From Pretoria to space, Elon Musk is using low-orbit satellites to make internet access available across the world.
First published in the Daily Maverick 168 weekly newspaper.
It sounds like it's the script of a science fiction movie: thousands of low-orbit satellites beam down internet access to everybody no matter where they are in the world.
Except it's now science fact. Such a network is in the early stages of being created. Called Starlink, it is part of SpaceX, the remarkable company formed by South African-born Elon Musk.
Starlink ultimately plans to deploy 12,000 satellites, which will cost $10-billion, and is already offering an internet service in 11 countries.
"We've successfully deployed 1,800 or so satellites," SpaceX president Gwynne Shotwel said last month. "Once all those satellites reach their operational orbit, we will have continuous global coverage, so that should be like September timeframe."
This is the obvious solution for people in places that are off the internet grid, as it were.
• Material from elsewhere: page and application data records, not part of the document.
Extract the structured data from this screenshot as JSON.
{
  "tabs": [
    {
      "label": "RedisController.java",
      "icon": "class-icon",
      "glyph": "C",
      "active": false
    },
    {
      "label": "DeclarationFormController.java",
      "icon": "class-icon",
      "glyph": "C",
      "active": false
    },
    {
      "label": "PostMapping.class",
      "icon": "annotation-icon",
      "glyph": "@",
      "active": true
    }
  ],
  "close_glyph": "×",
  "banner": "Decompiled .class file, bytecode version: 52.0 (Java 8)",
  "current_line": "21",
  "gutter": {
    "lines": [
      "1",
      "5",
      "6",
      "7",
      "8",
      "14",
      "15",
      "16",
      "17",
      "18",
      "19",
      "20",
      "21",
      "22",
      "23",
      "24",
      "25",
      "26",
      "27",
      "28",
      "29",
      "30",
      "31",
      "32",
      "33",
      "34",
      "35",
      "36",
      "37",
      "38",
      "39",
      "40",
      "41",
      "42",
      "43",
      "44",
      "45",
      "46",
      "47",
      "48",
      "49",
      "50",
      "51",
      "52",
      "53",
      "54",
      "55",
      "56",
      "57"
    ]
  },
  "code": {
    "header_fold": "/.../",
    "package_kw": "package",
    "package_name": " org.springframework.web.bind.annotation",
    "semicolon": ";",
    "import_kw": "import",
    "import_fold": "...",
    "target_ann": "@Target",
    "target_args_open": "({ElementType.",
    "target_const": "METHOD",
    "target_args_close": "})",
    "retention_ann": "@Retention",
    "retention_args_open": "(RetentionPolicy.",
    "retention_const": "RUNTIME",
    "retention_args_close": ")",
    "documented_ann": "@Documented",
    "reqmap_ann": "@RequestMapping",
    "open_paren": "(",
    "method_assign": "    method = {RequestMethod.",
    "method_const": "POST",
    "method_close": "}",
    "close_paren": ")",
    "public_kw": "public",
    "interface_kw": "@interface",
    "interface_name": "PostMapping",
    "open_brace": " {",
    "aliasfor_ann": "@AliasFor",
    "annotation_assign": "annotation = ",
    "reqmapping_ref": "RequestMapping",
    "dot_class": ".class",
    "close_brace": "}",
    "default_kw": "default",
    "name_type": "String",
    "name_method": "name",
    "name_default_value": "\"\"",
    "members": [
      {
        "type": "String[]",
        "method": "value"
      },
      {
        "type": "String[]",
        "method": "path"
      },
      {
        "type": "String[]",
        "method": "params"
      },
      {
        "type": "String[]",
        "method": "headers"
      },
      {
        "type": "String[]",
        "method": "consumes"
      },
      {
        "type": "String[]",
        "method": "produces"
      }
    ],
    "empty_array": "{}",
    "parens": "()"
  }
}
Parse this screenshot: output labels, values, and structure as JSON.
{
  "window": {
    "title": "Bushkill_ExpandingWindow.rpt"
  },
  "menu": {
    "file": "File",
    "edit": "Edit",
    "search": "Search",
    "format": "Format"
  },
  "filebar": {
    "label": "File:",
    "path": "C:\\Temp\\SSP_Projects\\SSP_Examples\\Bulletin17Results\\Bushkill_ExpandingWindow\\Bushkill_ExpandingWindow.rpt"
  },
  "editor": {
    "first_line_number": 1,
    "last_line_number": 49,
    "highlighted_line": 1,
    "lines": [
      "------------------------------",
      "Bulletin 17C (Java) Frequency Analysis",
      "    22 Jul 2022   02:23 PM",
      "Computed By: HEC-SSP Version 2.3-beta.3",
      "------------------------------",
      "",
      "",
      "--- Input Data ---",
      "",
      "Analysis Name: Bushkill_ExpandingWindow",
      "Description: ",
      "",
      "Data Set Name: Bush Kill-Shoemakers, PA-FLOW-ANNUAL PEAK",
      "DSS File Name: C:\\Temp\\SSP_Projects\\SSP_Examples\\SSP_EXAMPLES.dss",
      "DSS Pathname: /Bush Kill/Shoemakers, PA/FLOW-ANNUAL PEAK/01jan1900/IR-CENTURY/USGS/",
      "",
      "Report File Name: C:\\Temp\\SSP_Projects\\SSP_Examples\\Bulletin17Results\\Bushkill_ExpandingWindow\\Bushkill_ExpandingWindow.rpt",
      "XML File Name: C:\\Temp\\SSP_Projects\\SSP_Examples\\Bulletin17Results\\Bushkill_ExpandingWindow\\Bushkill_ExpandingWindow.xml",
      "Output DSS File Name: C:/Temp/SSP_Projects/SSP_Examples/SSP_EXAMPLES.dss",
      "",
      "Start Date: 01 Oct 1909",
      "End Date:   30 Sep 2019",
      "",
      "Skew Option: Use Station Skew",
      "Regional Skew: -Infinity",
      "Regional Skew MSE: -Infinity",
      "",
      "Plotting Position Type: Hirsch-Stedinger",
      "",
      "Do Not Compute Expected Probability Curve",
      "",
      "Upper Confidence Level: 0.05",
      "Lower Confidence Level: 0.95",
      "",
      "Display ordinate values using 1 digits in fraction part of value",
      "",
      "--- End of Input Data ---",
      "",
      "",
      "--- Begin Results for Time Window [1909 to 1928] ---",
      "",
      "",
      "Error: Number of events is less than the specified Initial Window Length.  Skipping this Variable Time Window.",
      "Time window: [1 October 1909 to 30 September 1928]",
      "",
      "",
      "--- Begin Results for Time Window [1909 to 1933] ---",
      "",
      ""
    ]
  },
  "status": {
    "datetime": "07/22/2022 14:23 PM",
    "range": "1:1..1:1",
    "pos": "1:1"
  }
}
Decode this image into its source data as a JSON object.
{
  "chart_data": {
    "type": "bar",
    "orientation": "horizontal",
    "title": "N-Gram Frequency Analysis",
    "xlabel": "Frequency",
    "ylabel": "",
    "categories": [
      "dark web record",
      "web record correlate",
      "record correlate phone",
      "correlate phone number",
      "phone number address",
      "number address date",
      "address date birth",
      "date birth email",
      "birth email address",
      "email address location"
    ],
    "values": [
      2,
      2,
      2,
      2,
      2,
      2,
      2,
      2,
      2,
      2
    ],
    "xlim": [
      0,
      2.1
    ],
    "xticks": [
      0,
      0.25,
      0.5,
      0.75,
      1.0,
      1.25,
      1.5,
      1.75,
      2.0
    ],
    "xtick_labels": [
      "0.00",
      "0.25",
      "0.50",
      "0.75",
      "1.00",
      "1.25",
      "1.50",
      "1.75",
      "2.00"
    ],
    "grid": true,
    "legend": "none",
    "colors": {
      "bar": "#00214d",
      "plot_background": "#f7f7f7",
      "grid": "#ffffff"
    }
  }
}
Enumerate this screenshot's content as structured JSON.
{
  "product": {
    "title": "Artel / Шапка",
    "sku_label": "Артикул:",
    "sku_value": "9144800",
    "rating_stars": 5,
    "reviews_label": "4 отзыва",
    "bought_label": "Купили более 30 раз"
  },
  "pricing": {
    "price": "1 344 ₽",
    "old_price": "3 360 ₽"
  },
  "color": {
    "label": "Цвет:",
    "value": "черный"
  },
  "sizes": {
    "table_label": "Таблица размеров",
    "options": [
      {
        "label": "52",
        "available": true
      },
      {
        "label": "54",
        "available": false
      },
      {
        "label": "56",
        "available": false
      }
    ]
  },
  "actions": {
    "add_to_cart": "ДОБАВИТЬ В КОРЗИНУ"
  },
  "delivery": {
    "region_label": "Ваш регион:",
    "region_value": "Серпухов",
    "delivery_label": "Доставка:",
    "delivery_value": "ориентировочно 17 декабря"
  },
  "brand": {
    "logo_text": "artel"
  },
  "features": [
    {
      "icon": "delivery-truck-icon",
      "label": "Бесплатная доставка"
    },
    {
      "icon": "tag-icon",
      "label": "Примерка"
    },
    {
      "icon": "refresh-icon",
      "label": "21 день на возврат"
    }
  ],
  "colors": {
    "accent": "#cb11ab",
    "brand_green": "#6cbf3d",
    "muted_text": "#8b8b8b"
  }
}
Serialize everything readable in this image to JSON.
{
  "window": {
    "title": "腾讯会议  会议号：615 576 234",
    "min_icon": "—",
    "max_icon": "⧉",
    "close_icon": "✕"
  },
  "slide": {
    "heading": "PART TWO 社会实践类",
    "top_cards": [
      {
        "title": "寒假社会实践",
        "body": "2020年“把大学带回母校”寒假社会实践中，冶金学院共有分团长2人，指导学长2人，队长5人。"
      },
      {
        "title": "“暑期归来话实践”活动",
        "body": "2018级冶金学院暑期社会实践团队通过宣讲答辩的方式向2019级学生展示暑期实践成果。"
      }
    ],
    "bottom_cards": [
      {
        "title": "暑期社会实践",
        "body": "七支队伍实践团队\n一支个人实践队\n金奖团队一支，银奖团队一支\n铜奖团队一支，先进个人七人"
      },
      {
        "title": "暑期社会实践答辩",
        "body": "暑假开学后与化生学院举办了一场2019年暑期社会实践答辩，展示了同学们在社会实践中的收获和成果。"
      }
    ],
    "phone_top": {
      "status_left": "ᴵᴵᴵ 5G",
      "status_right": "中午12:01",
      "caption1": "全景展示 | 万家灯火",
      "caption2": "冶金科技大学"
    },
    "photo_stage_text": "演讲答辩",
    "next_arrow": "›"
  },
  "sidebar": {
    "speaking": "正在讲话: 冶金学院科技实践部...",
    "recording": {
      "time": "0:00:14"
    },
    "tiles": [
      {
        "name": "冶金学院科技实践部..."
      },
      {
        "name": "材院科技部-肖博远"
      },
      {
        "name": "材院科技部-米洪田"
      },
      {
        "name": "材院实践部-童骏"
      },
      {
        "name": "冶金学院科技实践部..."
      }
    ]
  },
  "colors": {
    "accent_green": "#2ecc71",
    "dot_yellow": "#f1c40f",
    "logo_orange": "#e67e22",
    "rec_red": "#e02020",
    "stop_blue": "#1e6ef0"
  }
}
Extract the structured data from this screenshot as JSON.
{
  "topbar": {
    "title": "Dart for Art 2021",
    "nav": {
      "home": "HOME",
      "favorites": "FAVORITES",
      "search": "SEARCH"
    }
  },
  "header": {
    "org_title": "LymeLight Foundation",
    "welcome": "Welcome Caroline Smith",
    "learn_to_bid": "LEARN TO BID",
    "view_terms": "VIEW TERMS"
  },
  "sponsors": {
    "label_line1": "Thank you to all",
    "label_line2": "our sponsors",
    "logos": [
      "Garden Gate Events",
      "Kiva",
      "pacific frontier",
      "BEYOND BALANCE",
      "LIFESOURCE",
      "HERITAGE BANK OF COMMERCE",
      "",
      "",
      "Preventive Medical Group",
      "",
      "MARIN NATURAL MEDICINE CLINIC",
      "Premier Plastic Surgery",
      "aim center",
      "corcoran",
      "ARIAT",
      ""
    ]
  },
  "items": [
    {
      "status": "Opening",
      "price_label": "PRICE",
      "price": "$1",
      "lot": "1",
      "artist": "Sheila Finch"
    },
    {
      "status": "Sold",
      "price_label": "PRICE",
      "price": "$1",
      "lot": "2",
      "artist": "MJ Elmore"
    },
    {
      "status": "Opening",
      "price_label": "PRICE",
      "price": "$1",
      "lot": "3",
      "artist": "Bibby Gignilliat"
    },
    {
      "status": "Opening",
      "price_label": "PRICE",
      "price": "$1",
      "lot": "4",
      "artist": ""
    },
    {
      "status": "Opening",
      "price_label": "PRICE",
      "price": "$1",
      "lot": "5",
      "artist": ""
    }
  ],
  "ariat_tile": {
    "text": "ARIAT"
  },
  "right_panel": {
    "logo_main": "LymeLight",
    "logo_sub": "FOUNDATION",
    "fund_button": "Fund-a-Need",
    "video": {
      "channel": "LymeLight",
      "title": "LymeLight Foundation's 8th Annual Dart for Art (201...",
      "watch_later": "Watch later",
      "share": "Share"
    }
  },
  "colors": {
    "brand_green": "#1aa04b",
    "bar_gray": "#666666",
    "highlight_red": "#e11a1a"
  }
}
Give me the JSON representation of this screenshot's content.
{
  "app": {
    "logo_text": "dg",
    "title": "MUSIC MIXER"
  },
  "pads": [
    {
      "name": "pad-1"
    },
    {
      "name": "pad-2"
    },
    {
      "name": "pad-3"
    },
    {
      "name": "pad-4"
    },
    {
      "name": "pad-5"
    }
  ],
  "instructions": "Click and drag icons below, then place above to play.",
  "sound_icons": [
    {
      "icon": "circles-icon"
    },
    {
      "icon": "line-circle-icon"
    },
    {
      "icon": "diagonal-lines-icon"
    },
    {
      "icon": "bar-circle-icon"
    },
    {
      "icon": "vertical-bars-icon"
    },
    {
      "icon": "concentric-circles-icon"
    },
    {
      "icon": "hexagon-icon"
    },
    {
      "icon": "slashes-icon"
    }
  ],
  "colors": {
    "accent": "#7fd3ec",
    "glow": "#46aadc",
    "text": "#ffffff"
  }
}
They can now get internet access anywhere in the world, be it villages in mountainous countries, or remote rural villages anywhere in the developing world, refugees in camps with no other services, or people living on boats in...